Clinical Heart and Vascular Center
Mechanistic Insights into Duchenne Muscular Dystrophy-Associated Cardiomyopathy
By Pradeep P.A. Mammen, M.D., Associate Professor of Internal Medicine, and Tara C. Tassin, Ph.D., Assistant Instructor of Internal Medicine
Duchenne muscular dystrophy (DMD) is an X-linked neuromuscular disorder resulting from a mutation within the dystrophin gene. Loss of dystrophin leads to progressive skeletal muscle wasting and cardiomyopathy. Currently, advanced cardiomyopathy is the primary mode of death in DMD patients, despite the application of standard-of-care cardiac heart failure therapies. Recently, our group at UT Southwestern demonstrated that young adult DMD patients have small hearts with very low left ventricular (LV) mass as compared to age- and weight-matched patients with non-ischemic cardiomyopathy. During the 2018 AHA Scientific Sessions, our group presented novel data from the mdx murine model of DMD regarding mechanistic insights into our recent clinical observation in DMD patients.
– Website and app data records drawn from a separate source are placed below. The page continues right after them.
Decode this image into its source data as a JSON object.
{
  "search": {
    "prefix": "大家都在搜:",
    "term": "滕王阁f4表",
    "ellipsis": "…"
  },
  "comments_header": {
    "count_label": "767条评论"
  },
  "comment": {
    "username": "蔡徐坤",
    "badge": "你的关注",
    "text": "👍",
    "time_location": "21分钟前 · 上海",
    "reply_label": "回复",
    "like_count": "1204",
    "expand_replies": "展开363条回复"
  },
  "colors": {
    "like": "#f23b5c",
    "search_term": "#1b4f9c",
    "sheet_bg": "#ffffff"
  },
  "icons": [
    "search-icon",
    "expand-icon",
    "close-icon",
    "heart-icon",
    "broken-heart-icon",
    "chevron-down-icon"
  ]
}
Specifically, we observed that from birth mdx mice have smaller heart-to-body-weight (HBW) ratios compared to non-transgenic control (NTg) mice. While NTg and mdx cardiomyocyte cross-sectional areas are similar, there are fewer cardiomyocytes in mdx hearts as assessed by FACS analysis. Transcriptome profiling and immunohistological analyses identify a reduction in neonatal proliferation as a significant contributor to the reduced mdx-HBW ratio. Furthermore, YAP, a critical co-transcriptional regulator of proliferation and organ size, is reduced in the mdx cardiomyocyte nucleus, according to subcellular fractionation and immunohistological experiments. Moreover, RNA-Seq and quantitative RT-PCR analyses demonstrate YAP targets are downregulated in mdx hearts.
Our group at UT Southwestern has demonstrated that young adult DMD patients have small hearts with very low left ventricular (LV) mass as compared to age- and weight-matched patients with non-ischemic cardiomyopathy.
Collectively, these data suggest that the mdx mouse is born with fewer cardiomyocytes due to a reduction in YAP-mediated proliferation. This study is innovative because it proposes a mechanism by which proliferative defects in early development contribute to progressive DMD-associated cardiomyopathy. The study sets the stage for investigation into potential novel therapeutic targets for the amelioration of DMD-associated cardiomyopathy.